» **WHAT THIS TASK INVOLVES**:
Set down each line of the data exactly, but not the pictures.

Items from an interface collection
•••

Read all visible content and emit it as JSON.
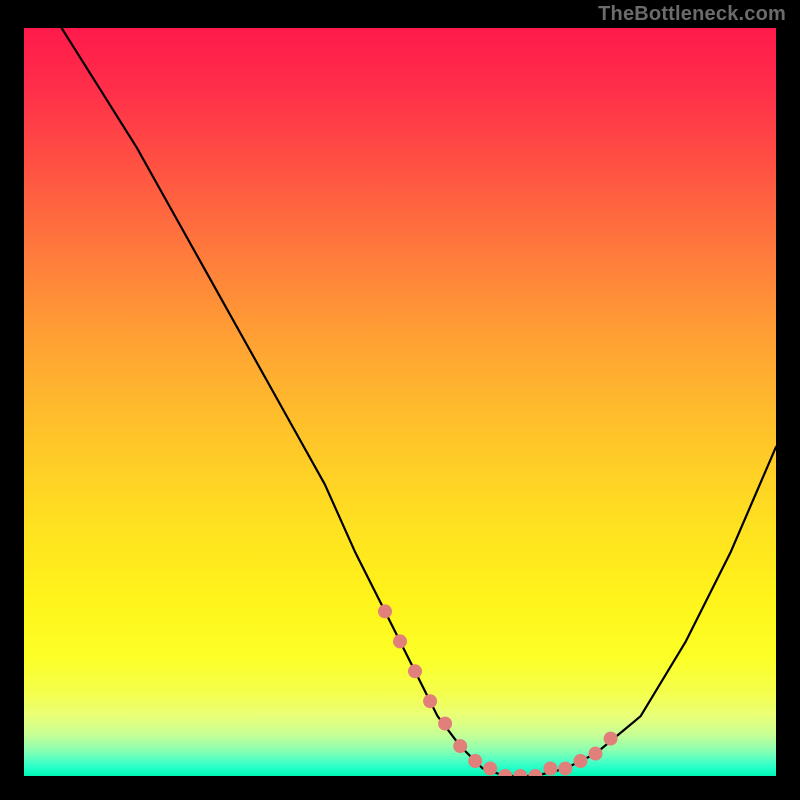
{
  "attribution": "TheBottleneck.com",
  "chart_data": {
    "type": "line",
    "title": "",
    "xlabel": "",
    "ylabel": "",
    "xlim": [
      0,
      100
    ],
    "ylim": [
      0,
      100
    ],
    "series": [
      {
        "name": "bottleneck-curve",
        "x": [
          5,
          10,
          15,
          20,
          25,
          30,
          35,
          40,
          44,
          48,
          52,
          55,
          58,
          61,
          64,
          68,
          72,
          76,
          82,
          88,
          94,
          100
        ],
        "y": [
          100,
          92,
          84,
          75,
          66,
          57,
          48,
          39,
          30,
          22,
          14,
          8,
          4,
          1,
          0,
          0,
          1,
          3,
          8,
          18,
          30,
          44
        ]
      }
    ],
    "markers": {
      "name": "highlight-dots",
      "color": "#e17f7b",
      "x": [
        48,
        50,
        52,
        54,
        56,
        58,
        60,
        62,
        64,
        66,
        68,
        70,
        72,
        74,
        76,
        78
      ],
      "y": [
        22,
        18,
        14,
        10,
        7,
        4,
        2,
        1,
        0,
        0,
        0,
        1,
        1,
        2,
        3,
        5
      ]
    },
    "gradient_stops": [
      {
        "pos": 0,
        "color": "#ff1a4b"
      },
      {
        "pos": 50,
        "color": "#ffc32a"
      },
      {
        "pos": 85,
        "color": "#fcff26"
      },
      {
        "pos": 100,
        "color": "#00f7b4"
      }
    ]
  }
}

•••

» **SOLUTION**:
Read all visible content and emit it as JSON.
{
  "attribution": "TheBottleneck.com",
  "chart_data": {
    "type": "line",
    "title": "",
    "xlabel": "",
    "ylabel": "",
    "xlim": [
      0,
      100
    ],
    "ylim": [
      0,
      100
    ],
    "series": [
      {
        "name": "bottleneck-curve",
        "x": [
          5,
          10,
          15,
          20,
          25,
          30,
          35,
          40,
          44,
          48,
          52,
          55,
          58,
          61,
          64,
          68,
          72,
          76,
          82,
          88,
          94,
          100
        ],
        "y": [
          100,
          92,
          84,
          75,
          66,
          57,
          48,
          39,
          30,
          22,
          14,
          8,
          4,
          1,
          0,
          0,
          1,
          3,
          8,
          18,
          30,
          44
        ]
      }
    ],
    "markers": {
      "name": "highlight-dots",
      "color": "#e17f7b",
      "x": [
        48,
        50,
        52,
        54,
        56,
        58,
        60,
        62,
        64,
        66,
        68,
        70,
        72,
        74,
        76,
        78
      ],
      "y": [
        22,
        18,
        14,
        10,
        7,
        4,
        2,
        1,
        0,
        0,
        0,
        1,
        1,
        2,
        3,
        5
      ]
    },
    "gradient_stops": [
      {
        "pos": 0,
        "color": "#ff1a4b"
      },
      {
        "pos": 50,
        "color": "#ffc32a"
      },
      {
        "pos": 85,
        "color": "#fcff26"
      },
      {
        "pos": 100,
        "color": "#00f7b4"
      }
    ]
  }
}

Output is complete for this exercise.